I've finally gotten to the point in my reading list for this year where I will make my first real volley into Medieval literature. I'm starting it with three books that will perhaps help me understand the actual Medieval texts better. First, Terry Jones' Medieval Lives by Terry Jones & Alan Ereira, which I am half-way through. Next will either be C.S. Lewis' The Discarded Image or 1066 by David Howarth. These are all three decidedly English, though Lewis' work will be more cosmopolitan than the other two, I'm sure. I would argue that most of the Medieval works I'll be reading are English, but only three are: Ecclesiastical History of the English People, History of the Kings of Britain, and The Canterbury Tales. I'll be starting with The Consolation of Philosophy and going through Gargantua and Pentagruel by Rabelais. Boethius is from the early Middle Ages--quaintly known as the "Dark Ages"--and his Consolation was widely popular throughout the entire Medieval period. It was a personal favorite of Alfred the Great. Rabelais wrote during the French Renaissance, but the 16th century isn't really that far off from the end of the Middle Ages, and it'll be good to see it's influence on such a prominent Renaissance writer. Also, I really want to read it.
After Boethius I'll be reading Confessions by Saint Augustine, though I'm thinking of reading Augustine first, as he was the earlier writer. I suppose I have two more books to read before I have to make that decision. Part of me is a bit concerned I'll be burnt out on it by the end, and maybe I will. Six or seven Medieval texts in a row can be straining, I suppose. That's why I'll be reading something light at the end. I mean, Rabelais is known as "scatological humor." I've also heard Gargantua and Pentagruel referred to as the French Don Quixote, but I think that's an unfair comparison.
I hope to be updating more often with thoughts on what I'll be reading, but we'll see.

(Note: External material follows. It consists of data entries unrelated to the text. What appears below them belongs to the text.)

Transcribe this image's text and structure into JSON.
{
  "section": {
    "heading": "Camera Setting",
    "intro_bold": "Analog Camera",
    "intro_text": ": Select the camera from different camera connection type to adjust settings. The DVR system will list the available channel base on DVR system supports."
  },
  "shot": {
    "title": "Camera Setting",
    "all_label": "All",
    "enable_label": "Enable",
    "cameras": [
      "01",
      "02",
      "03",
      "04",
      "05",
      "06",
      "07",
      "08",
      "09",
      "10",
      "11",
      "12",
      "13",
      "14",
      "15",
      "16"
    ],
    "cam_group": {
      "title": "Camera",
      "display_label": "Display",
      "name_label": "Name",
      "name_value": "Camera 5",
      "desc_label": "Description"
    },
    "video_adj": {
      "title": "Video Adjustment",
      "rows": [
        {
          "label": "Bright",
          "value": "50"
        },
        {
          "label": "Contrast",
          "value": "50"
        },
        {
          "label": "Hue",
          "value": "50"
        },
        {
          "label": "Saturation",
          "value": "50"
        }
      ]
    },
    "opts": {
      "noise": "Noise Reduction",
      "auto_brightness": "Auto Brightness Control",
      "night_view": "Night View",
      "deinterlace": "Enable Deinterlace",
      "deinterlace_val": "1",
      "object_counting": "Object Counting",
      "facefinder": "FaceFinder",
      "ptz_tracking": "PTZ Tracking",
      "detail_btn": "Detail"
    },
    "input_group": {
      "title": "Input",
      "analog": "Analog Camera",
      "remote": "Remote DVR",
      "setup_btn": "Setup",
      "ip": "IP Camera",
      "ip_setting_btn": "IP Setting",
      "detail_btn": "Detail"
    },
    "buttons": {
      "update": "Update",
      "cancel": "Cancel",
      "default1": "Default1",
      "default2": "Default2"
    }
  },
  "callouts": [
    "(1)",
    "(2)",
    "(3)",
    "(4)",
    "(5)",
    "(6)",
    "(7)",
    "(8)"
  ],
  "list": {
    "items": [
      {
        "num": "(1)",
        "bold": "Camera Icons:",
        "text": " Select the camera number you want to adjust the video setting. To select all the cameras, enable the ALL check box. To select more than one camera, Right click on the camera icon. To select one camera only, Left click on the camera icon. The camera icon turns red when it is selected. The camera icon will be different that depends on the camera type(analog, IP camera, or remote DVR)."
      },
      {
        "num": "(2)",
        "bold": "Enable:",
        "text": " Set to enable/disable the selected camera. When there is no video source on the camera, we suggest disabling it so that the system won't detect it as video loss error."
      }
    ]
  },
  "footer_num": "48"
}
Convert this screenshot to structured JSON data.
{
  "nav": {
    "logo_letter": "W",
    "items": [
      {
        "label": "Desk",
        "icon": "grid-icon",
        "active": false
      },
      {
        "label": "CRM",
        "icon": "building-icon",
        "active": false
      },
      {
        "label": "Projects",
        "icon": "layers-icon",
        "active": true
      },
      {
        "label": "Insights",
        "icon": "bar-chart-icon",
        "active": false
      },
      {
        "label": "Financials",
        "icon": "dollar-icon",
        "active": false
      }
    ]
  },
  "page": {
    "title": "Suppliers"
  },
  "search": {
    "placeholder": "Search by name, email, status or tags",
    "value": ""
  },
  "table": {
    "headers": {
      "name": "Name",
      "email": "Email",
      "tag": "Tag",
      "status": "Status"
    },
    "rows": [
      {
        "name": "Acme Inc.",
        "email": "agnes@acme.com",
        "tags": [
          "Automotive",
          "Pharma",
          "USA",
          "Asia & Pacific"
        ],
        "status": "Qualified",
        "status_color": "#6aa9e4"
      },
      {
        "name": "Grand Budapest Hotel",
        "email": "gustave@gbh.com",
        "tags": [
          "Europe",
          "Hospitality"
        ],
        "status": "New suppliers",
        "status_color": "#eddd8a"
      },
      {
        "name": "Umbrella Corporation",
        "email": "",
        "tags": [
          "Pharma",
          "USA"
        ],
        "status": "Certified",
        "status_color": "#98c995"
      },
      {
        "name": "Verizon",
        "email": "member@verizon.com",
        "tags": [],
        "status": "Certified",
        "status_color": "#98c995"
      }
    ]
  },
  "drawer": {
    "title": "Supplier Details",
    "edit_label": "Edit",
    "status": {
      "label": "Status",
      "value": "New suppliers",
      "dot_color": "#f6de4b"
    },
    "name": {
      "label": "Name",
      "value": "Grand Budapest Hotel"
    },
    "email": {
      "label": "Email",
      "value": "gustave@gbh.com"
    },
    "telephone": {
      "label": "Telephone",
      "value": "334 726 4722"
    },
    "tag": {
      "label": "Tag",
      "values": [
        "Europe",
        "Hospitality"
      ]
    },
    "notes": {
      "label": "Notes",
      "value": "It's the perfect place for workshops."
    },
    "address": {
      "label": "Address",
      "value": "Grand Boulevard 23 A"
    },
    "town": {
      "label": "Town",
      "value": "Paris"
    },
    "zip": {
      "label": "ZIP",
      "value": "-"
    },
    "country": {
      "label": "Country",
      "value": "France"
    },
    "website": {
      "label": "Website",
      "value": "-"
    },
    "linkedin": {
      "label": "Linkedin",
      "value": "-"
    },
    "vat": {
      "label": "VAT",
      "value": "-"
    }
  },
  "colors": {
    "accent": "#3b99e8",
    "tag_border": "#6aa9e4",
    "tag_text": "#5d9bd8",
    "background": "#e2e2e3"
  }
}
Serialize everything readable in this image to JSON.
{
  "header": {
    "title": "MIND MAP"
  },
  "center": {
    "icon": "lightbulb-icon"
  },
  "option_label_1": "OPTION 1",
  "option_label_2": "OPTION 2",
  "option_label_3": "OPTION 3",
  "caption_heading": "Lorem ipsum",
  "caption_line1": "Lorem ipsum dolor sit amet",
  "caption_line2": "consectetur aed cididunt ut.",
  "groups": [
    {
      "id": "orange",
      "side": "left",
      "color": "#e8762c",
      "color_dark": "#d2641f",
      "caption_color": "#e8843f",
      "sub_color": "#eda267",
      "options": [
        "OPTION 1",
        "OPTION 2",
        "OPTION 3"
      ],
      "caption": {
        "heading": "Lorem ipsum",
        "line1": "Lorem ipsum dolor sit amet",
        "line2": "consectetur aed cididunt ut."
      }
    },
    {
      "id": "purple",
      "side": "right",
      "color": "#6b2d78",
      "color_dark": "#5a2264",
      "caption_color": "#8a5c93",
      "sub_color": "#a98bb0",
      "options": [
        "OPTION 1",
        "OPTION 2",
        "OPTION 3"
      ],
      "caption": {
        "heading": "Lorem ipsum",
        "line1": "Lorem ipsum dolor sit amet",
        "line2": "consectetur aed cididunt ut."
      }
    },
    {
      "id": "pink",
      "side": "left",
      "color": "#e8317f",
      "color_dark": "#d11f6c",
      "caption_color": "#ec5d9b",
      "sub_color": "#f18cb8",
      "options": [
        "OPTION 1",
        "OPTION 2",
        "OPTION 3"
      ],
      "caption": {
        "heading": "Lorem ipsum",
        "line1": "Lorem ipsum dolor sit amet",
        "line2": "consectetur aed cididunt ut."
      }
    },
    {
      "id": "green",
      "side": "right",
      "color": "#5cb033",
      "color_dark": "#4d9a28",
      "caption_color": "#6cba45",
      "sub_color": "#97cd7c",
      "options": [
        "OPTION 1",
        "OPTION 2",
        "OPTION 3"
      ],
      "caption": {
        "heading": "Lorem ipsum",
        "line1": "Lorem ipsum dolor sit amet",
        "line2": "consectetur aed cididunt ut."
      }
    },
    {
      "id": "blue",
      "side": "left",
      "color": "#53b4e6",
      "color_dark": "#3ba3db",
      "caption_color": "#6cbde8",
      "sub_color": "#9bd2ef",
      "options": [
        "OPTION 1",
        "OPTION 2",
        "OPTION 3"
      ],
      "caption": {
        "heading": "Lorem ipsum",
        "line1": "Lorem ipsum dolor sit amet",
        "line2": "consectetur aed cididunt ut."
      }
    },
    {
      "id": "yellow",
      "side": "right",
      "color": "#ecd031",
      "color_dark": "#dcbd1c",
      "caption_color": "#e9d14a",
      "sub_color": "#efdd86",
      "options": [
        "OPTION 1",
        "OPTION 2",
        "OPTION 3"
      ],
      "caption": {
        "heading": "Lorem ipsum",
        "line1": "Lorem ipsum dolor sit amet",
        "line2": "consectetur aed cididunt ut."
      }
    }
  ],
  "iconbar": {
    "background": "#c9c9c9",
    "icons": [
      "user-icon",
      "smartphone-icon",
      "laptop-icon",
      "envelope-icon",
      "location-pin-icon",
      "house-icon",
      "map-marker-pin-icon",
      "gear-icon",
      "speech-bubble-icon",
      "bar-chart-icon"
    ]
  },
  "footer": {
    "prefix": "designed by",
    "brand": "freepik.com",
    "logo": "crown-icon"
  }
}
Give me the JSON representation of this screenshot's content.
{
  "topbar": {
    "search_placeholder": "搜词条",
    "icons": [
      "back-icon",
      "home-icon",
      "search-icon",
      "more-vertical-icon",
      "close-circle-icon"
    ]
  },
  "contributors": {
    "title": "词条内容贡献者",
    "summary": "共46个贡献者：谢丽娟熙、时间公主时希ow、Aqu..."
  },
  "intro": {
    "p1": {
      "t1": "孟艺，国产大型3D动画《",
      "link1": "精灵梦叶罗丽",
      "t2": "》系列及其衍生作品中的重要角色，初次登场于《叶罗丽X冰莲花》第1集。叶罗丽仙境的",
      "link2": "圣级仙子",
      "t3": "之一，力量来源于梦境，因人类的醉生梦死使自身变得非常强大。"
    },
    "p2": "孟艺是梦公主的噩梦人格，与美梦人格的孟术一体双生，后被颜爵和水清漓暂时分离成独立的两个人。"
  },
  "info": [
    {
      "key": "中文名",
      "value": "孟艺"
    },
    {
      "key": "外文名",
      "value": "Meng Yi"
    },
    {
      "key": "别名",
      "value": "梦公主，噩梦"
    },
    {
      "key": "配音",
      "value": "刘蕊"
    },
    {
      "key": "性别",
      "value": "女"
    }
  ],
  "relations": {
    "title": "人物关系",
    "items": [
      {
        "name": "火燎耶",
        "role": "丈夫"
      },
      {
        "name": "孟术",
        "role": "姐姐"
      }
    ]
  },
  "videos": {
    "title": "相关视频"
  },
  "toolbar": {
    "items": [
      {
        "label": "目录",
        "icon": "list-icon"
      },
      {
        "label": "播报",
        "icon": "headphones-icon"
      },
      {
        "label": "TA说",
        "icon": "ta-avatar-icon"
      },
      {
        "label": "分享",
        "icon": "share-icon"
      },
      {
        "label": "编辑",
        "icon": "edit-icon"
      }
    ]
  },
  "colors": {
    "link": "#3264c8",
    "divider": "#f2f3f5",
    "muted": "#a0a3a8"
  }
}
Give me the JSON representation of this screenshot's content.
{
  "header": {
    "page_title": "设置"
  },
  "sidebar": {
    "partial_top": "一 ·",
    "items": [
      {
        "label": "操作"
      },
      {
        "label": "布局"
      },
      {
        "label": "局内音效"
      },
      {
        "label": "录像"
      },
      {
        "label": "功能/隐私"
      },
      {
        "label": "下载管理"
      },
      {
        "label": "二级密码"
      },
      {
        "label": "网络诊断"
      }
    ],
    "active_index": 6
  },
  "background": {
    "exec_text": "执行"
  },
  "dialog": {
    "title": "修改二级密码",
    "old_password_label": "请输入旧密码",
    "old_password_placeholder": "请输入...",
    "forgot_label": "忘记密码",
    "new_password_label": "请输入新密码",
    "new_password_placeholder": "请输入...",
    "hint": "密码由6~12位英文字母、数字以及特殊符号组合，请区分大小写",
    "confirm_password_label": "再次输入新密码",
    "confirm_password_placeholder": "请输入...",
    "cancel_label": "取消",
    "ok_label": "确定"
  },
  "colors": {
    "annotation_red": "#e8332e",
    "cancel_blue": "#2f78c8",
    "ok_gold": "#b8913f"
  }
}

I've been spending less and less time on the internet lately. I'm not sure why, but it just hasn't been as appealing as other things.